The chaos at the Foxconn-owned facility known as “iPhone City” forced a rare warning from Apple in November that high-end iPhone shipments would be “substantially reduced” ahead of the holiday season.

It’s perhaps Cook’s biggest test yet. The iPhone may account for less than a fifth of global smartphone sales, but it accounts for 80 percent of profits. Apple grew about $2 trillion under Cook.

“The first trillion dollars came from Jobs and [Jony] Ive, the next trillion came from what Tim Cook did,” Apple CEO John Sculley said before Jobs returned in the late ’90s. “He does it in a calm way and doesn’t stand out, but he’s doing a remarkable job.”

Over the past five years, Alabama-born Cook’s pragmatism has allowed Apple to avoid damaging tariffs under President Trump; his arguments about protecting consumer data won him allies in Brussels amid widespread anti-tech sentiment; and Apple’s investments in China have allowed production to largely keep running during the pandemic.

A week into Joe Biden’s tenure, Cook penned a letter praising the president’s actions to protect immigrants brought to the United States as children.
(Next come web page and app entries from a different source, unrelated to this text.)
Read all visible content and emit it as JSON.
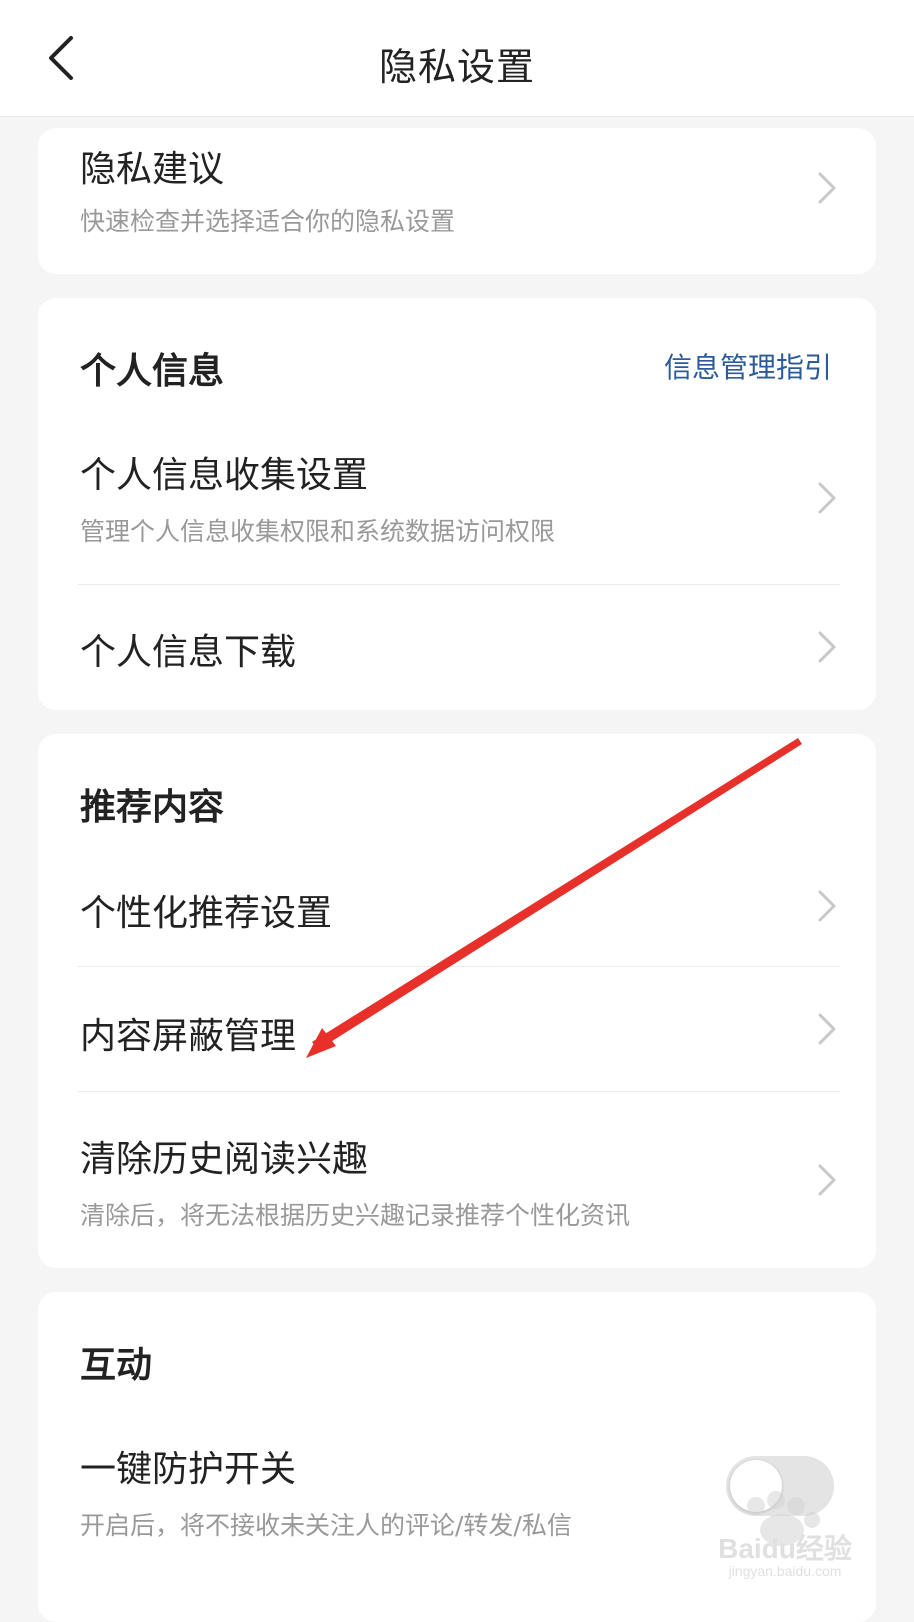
{
  "header": {
    "title": "隐私设置",
    "back_icon": "chevron-left-icon"
  },
  "privacy_suggestion": {
    "title": "隐私建议",
    "subtitle": "快速检查并选择适合你的隐私设置"
  },
  "personal_info": {
    "heading": "个人信息",
    "link": "信息管理指引",
    "items": [
      {
        "title": "个人信息收集设置",
        "subtitle": "管理个人信息收集权限和系统数据访问权限"
      },
      {
        "title": "个人信息下载"
      }
    ]
  },
  "recommended": {
    "heading": "推荐内容",
    "items": [
      {
        "title": "个性化推荐设置"
      },
      {
        "title": "内容屏蔽管理"
      },
      {
        "title": "清除历史阅读兴趣",
        "subtitle": "清除后，将无法根据历史兴趣记录推荐个性化资讯"
      }
    ]
  },
  "interaction": {
    "heading": "互动",
    "items": [
      {
        "title": "一键防护开关",
        "subtitle": "开启后，将不接收未关注人的评论/转发/私信",
        "toggle_on": false
      }
    ]
  },
  "annotation": {
    "color": "#e8302a"
  },
  "watermark": {
    "brand": "Baidu经验",
    "url": "jingyan.baidu.com"
  },
  "colors": {
    "link": "#2d5a9a",
    "background": "#f5f5f5",
    "card": "#ffffff",
    "subtext": "#999999"
  }
}
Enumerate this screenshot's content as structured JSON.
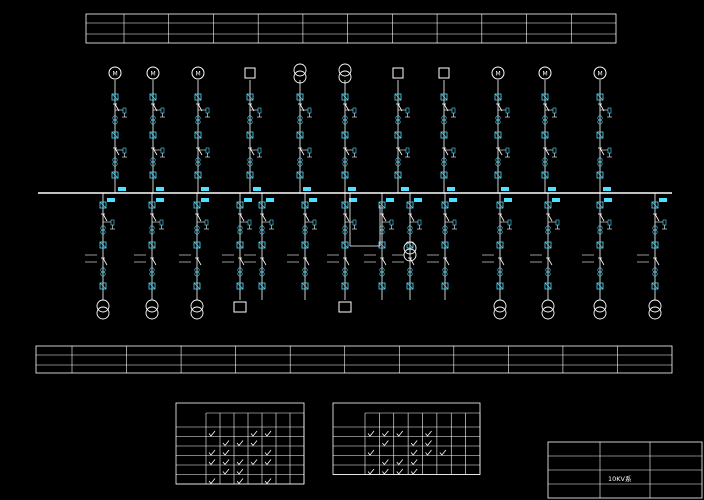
{
  "notes": {
    "title_block_name": "10KV系"
  },
  "colors": {
    "background": "#000000",
    "line": "#ffffff",
    "device": "#4fe0ff",
    "check": "#ffffff",
    "annotation": "#e8e8e8"
  }
}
It’s the sort of move that earned him an invitation to the White House dinner Thursday honoring French President Emmanuel Macron.

“His best skill is understanding the need to care for everyone — to be multidisciplinary and not have a favorite,” said Steve Wozniak, Apple co-founder.

Cook’s role as a diplomat is something of a third act. His first triumph was setting up Apple’s manufacturing facilities in China after Jobs lured him to Cupertino in 1998 from PC maker Compaq. Cook has also built a $74 billion business in the country — far more lucrative than any of its big-tech competitors.

Within Apple, Cook’s contribution to the success of the iPod, iPhone and iPad is considered as important as that of his famous designer, Ive.

“When you hold an iPhone in your hands, the names Steve Jobs and Jony Ive spring to mind, but the contributions made by Tim Cook are just as relevant,” Sculley said.

His second major achievement was cementing the iPhone as the emerging brand of choice around the world. Cook has expanded Apple’s reach into new media and services, laying the foundation for expanding its presence in the financial, automotive and healthcare industries.

Cook’s steady hand, attractive dividend policy, and massive buyback program have earned the trust of Warren Buffett, who described Cook as “Apple’s brilliant CEO” in his letter to shareholders.

Never an investor under Jobs, Buffett is now Apple’s largest single shareholder with a stake worth about $140 billion, which accounts for more than 40 percent of Berkshire Hathaway’s investments.

None of this success was predicted. The first major book about Cook’s early tenure, Haunted Empire, published in 2014, described him as “painfully out of touch” and Apple as “more limited in his capabilities than ever.”

The idea that Apple would be outdone by the likes of Samsung became such hype that satirical news site The Onion once featured a profusely sweating chef on stage in Cupertino under the headline, “Apple reveals panicked man with no ideas.”

While Cook’s success has been clear, part of his legacy is currently in jeopardy as the wisdom of concentrating Apple’s assembly operations in China comes under scrutiny in the wake of the Covid revolt in Zhengzhou.

Apple’s smooth manufacturing operations have underpinned its growth over the past two decades, but with China accounting for 95 percent of iPhone production, investors are now wondering what its Plan B is.

The optics of Apple’s diplomacy with Beijing has also come into focus as broader protests have rocked the country in recent weeks.

When Apple recently imposed restrictions on the use of AirDrop in China – an iPhone feature used to share information from protesters – Florida Gov. Ron DeSantis accused Apple of siding with Chinese leader Xi’s crackdown Jinping, while Missouri Senator Josh Hawley wrote directly to Cook: “Under your leadership, Apple has consistently assisted the Chinese Communist Party in policing and suppressing the basic human rights of the Chinese people.”

Cook had an opportunity to make that clear on Thursday when a journalist in Washington confronted him and asked if he supported the right of Chinese citizens to protest. His response indicated that his diplomatic skills were reaching a limit: he ignored them.